Wild turkeys are more numerous than they have been in decades and in some regions, there are arguably more birds than ever throughout the United States. Some states like Louisiana for example are seeing a decline.
Of all potential turkey threats, feral hogs are the most misunderstood and their potential for impact is growing with populations nationwide estimated at more than six million. These non-indigenous omnivores have spread from the Deep South into 20 states with their most recent conquest being the Finger Lakes region of New York. Hogs have significant impacts on their environments and research suggests there is a negative effect on turkey nesting success.
Take for example a study conducted in Rio Grande turkey country, the Edwards Plateau of Central Texas. There, researchers used chicken eggs to simulate turkey nestings and found that hogs destroyed 28 percent of them.

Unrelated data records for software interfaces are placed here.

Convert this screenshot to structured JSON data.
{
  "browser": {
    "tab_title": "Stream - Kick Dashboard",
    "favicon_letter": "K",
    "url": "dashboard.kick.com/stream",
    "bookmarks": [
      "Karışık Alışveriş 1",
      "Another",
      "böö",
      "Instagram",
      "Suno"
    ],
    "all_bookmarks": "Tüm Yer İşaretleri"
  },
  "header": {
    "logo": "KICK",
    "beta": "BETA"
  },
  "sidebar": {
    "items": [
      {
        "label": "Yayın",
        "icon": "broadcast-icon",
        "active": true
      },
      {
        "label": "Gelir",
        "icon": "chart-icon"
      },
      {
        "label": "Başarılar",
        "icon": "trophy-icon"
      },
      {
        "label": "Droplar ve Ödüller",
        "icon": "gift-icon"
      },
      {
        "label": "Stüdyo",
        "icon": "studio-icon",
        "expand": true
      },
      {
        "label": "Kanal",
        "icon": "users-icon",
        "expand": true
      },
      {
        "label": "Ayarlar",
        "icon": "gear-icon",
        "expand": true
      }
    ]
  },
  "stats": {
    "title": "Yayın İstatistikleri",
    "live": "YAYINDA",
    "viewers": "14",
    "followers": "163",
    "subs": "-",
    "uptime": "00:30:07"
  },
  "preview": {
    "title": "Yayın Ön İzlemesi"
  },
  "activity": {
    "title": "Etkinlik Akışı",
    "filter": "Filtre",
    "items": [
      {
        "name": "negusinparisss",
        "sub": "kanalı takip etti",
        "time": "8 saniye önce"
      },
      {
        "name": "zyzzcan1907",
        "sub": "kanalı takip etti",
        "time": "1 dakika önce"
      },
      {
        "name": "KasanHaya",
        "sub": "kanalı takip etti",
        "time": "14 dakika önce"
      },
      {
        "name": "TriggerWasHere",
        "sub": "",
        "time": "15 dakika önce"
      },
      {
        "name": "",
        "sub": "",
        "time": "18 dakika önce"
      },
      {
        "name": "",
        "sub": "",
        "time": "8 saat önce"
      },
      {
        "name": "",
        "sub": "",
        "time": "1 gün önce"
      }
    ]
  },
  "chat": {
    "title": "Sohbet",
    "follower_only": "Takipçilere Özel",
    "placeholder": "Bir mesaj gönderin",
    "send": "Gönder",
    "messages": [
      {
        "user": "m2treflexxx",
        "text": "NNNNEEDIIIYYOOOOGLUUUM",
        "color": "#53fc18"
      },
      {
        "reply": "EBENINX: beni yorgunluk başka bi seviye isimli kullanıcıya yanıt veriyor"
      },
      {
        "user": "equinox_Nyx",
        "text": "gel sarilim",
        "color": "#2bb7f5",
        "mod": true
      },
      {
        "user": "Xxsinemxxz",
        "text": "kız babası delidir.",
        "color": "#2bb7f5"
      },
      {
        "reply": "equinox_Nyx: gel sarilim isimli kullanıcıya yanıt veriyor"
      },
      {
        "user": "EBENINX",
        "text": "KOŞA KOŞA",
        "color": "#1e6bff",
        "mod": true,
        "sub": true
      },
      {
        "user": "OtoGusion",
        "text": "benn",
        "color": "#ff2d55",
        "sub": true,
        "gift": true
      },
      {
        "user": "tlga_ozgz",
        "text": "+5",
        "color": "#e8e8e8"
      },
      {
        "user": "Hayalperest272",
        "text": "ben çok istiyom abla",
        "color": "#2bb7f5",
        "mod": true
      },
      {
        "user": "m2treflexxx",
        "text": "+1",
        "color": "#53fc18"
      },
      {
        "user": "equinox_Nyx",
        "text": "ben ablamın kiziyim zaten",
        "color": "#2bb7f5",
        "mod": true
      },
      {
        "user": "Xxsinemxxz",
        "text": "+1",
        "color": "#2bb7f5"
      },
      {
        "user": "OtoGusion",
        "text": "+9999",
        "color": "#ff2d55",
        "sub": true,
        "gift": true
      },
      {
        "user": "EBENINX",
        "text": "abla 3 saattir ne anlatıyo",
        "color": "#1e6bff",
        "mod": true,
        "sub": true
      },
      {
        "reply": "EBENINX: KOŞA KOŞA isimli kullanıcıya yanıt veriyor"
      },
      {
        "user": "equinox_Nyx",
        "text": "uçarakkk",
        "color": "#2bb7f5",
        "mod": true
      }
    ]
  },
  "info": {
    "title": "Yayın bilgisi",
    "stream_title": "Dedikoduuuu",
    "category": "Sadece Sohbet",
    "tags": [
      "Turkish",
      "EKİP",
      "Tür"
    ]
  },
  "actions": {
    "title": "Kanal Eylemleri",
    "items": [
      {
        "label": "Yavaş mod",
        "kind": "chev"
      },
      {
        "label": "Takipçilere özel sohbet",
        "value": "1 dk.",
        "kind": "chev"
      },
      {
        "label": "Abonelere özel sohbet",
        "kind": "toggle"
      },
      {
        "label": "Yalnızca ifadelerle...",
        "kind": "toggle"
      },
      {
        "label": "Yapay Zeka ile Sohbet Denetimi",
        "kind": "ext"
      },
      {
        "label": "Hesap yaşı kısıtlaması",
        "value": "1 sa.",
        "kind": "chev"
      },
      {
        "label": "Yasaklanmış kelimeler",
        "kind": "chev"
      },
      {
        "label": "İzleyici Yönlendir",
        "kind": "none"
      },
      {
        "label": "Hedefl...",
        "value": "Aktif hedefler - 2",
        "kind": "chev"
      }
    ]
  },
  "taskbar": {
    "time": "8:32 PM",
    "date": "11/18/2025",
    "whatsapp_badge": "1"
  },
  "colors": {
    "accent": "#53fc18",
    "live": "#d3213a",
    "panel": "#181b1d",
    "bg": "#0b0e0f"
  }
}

On the other hand, some researchers, including V.G. Henry debate the hog’s effectiveness at nest predation arguing that they are “haphazard nest predators” and that hogs are, “not additive to nest predation, but only replaced that which would have occurred by other predators either driven off or preyed upon by feral hogs, especially snakes.”

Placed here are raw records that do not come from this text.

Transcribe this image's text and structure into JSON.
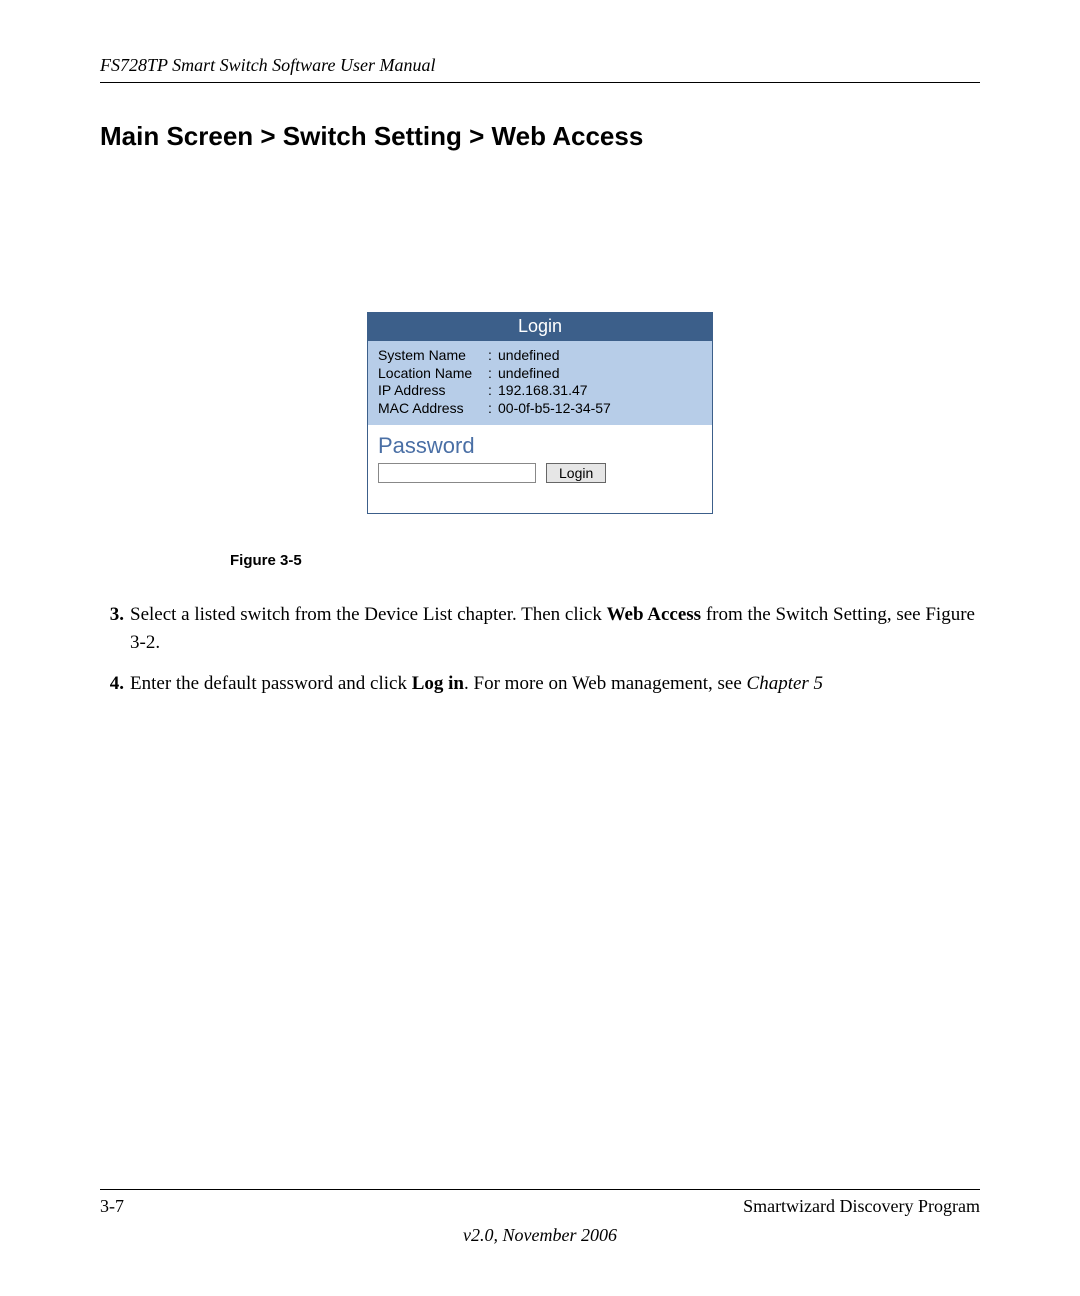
{
  "header": {
    "title": "FS728TP Smart Switch Software User Manual"
  },
  "section": {
    "title": "Main Screen > Switch Setting > Web Access"
  },
  "login_box": {
    "title": "Login",
    "rows": [
      {
        "label": "System Name",
        "value": "undefined"
      },
      {
        "label": "Location Name",
        "value": "undefined"
      },
      {
        "label": "IP Address",
        "value": "192.168.31.47"
      },
      {
        "label": "MAC Address",
        "value": "00-0f-b5-12-34-57"
      }
    ],
    "password_label": "Password",
    "login_button": "Login"
  },
  "figure_caption": "Figure 3-5",
  "steps": [
    {
      "num": "3.",
      "pre": "Select a listed switch from the Device List chapter. Then click ",
      "bold": "Web Access",
      "post": " from the Switch Setting, see Figure 3-2."
    },
    {
      "num": "4.",
      "pre": "Enter the default password and click ",
      "bold": "Log in",
      "post": ". For more on Web management, see ",
      "italic": "Chapter 5"
    }
  ],
  "footer": {
    "page": "3-7",
    "program": "Smartwizard Discovery Program",
    "version": "v2.0, November 2006"
  }
}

Research conducted on other ground-nesting animals, including reptiles may shed some light on the potential for hogs to harm turkey nests. In Georgia, for example, 80 percent of sea turtle nests were lost on Ossabow Island due to hog predation.

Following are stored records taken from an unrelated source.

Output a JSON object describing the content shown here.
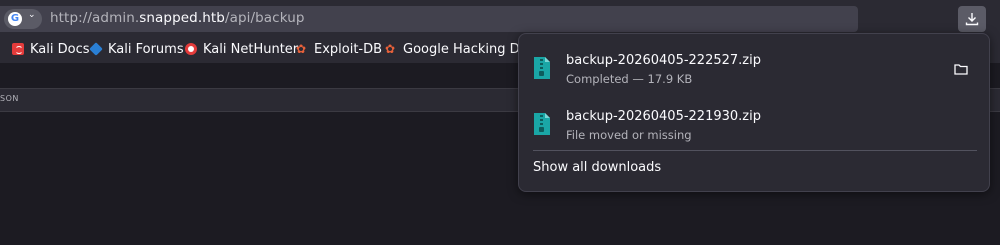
{
  "toolbar": {
    "site_identity_icon": "google-g-icon",
    "site_identity_letter": "G",
    "url_scheme": "http://admin.",
    "url_host": "snapped.htb",
    "url_path": "/api/backup",
    "download_icon": "download-arrow-icon"
  },
  "bookmarks": [
    {
      "label": "Kali Docs",
      "icon": "kali-docs-icon"
    },
    {
      "label": "Kali Forums",
      "icon": "kali-forums-icon"
    },
    {
      "label": "Kali NetHunter",
      "icon": "nethunter-icon"
    },
    {
      "label": "Exploit-DB",
      "icon": "exploit-db-icon"
    },
    {
      "label": "Google Hacking DB",
      "icon": "exploit-db-icon"
    }
  ],
  "page": {
    "tab_fragment": "SON"
  },
  "downloads_panel": {
    "items": [
      {
        "filename": "backup-20260405-222527.zip",
        "status": "Completed — 17.9 KB",
        "icon": "zip-file-icon",
        "action_icon": "folder-icon"
      },
      {
        "filename": "backup-20260405-221930.zip",
        "status": "File moved or missing",
        "icon": "zip-file-icon"
      }
    ],
    "show_all_label": "Show all downloads"
  },
  "colors": {
    "toolbar_bg": "#2b2a33",
    "urlbar_bg": "#42414d",
    "page_bg": "#1c1b22",
    "zip_icon": "#1aa6a6"
  }
}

“There is no doubt that feral hogs have a negative impact on their environment and research certainly suggests that they can and do destroy the nests of turkeys and other ground nesting birds,” said Rick Taylor, a retired feral hog specialist with the Texas Parks & Wildlife Department (TPWD).
Its interesting that states like Louisiana that have rising hog populations are experiencing turkey problems. This writer has a feeling we have just scratched the surface on the potential of hog impact on turkeys.
Chester Moore, Jr.